    The significance of the swimming pool in the twenties
    To start, we’re going to travel back to a very turbulent time in the history of the United States. Most people remember how crazy and free the twenties were supposed to be but that’s only half the story. Yes, they certainly needed pool renovations for their crazy and intense parties but it was also a decade of intense technological change. For the first time, tools, machines and appliances that had previously been playthings for the super rich became available to the average public. This included certain kinds of cars as well as air conditioners and refrigerators. Along with this technological change came all sorts of uses and fun to be had with said devices. People wanted more and more and they got all they wanted because the economy was so good. This desire for surplus was where the humble pool came into play. While still reserved for the upper middle class, the pool became a symbol of status that, if you had enough money, you couldn’t do without it. The pool, which had previously barely existed in American culture, opened up to the masses and the people never looked back. Of course, you can see it’s influence today with nearly everyone who has enough money owning some sort of pool.

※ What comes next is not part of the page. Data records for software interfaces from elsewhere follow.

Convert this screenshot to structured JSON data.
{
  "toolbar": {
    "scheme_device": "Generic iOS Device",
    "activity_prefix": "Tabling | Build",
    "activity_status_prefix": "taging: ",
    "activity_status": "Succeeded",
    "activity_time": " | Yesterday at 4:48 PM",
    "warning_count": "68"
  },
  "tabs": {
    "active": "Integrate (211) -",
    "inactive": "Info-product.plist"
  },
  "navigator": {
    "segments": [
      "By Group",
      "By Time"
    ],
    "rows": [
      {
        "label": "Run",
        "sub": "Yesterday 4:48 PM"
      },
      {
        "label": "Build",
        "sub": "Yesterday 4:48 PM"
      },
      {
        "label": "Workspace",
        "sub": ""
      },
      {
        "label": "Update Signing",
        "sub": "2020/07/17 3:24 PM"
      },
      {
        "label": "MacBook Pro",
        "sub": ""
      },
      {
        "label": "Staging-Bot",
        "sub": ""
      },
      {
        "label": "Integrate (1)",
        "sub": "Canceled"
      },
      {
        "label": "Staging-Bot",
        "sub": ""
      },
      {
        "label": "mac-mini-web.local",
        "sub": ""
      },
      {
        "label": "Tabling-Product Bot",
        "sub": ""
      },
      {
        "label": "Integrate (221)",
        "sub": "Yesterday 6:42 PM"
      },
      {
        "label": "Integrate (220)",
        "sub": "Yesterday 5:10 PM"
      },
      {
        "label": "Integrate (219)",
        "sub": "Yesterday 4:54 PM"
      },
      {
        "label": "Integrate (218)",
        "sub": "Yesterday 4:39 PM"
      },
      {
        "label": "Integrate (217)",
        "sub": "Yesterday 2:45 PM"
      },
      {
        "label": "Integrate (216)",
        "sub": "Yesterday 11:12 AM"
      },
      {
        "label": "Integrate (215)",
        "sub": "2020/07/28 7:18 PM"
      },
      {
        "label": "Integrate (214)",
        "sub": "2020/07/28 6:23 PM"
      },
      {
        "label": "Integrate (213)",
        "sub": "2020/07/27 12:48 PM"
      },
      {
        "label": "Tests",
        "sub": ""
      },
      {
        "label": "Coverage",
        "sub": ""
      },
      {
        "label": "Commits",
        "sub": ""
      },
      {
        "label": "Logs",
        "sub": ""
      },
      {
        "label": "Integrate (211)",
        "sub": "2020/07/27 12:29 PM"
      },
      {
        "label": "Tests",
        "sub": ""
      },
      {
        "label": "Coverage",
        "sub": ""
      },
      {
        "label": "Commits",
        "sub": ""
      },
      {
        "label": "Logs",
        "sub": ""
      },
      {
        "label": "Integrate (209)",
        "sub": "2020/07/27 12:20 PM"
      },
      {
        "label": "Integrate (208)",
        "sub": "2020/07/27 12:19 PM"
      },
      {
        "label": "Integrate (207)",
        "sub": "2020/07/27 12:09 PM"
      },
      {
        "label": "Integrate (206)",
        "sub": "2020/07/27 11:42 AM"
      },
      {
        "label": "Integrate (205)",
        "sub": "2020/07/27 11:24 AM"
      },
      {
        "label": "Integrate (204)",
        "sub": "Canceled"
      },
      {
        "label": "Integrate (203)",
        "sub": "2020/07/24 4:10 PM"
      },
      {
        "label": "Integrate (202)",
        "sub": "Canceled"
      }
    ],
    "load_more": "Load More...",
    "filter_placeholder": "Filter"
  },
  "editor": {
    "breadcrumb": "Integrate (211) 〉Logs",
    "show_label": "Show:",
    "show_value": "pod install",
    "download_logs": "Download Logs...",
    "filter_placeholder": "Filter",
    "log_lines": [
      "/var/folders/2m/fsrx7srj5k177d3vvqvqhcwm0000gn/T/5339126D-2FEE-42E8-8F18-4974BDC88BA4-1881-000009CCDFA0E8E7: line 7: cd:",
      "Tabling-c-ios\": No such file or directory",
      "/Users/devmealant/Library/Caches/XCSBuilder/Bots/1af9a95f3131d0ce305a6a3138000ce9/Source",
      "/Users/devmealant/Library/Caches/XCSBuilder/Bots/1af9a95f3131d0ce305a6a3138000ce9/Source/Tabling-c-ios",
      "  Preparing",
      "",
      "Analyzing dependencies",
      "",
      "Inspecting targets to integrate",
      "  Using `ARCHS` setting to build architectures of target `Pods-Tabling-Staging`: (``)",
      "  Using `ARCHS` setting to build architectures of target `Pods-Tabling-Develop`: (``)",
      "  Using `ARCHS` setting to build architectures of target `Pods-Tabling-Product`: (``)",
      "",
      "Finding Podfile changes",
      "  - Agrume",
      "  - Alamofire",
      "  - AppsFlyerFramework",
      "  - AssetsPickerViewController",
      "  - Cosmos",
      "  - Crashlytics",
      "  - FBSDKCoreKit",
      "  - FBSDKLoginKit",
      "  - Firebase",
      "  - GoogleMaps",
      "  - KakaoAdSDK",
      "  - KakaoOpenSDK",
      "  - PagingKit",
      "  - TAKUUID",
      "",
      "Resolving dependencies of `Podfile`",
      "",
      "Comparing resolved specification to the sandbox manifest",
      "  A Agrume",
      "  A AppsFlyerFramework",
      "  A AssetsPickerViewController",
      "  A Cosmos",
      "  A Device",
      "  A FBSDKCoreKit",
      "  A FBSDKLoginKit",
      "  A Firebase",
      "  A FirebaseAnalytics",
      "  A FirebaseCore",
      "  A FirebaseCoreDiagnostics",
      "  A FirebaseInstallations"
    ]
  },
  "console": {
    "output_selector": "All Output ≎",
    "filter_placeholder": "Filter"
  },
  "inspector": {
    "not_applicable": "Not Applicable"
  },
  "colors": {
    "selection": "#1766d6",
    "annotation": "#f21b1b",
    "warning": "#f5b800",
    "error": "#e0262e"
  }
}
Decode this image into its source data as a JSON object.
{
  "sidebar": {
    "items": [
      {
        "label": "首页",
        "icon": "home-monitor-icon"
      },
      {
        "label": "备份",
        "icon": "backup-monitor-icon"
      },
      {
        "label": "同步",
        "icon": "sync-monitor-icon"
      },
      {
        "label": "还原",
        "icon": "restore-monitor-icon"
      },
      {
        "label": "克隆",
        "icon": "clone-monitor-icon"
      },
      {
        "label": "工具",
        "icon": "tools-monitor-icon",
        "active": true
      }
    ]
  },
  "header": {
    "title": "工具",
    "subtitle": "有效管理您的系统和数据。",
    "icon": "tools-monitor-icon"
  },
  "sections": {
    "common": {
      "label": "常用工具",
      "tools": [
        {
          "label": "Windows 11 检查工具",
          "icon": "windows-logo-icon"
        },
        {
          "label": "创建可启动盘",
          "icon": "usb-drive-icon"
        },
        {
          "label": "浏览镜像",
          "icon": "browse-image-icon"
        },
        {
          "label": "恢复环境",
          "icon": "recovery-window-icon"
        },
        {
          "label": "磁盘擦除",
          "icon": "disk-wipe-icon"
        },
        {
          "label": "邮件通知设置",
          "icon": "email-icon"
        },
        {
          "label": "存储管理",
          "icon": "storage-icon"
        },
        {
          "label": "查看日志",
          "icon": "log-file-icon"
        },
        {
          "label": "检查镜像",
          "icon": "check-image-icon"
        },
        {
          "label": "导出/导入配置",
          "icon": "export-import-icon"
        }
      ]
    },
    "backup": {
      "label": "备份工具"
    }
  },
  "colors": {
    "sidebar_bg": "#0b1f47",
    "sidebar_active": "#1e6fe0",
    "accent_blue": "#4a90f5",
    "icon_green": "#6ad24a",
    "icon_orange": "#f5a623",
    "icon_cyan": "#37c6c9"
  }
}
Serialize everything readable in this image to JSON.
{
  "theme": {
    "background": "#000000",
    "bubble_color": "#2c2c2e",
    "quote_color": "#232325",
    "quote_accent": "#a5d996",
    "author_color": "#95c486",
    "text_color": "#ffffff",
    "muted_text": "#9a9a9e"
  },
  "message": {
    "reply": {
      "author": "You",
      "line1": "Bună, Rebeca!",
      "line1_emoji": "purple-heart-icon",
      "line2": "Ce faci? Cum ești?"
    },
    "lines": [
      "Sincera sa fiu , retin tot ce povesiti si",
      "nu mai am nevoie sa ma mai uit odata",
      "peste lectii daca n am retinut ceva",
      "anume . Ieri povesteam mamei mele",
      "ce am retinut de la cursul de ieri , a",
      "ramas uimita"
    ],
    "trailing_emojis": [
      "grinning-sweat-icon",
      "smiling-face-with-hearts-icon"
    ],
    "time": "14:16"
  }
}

    Flying ahead to the fifties
    The pool was a symbol of status and strength in the twenties but, even then, it needed a lot of work to maintain. You needed all sorts of pool renovations to keep it together and make it look presentable. This sort of dilemma of wealth, work and status was repeated again in the fifties with the invention and spread of the hot tub. While not quite as well known, the invention of the hot tub in the fifties closely mirrored the rise of the pool in the twenties. The fifties, in many ways, were comparable to the twenties, at least in terms of economic growth. People had more money to spend because of the second world war and spend they did. This was the decade of the vacuum cleaner, the do it yourself home guide and the made for himself man. Of course, let’s not forget it was also the decade that started cold war paranoia and being afraid that you might die at any moment. It was a decade of polarization that really hasn’t been matched until today. And there really was no better symbol of this newfound comfort and status and display of power than the hot tub. It required a lot of energy and maintenance, hence the need for more pool renovations, but many families wanted to show that they could handle it. It was a display not only to their neighbors but the whole world.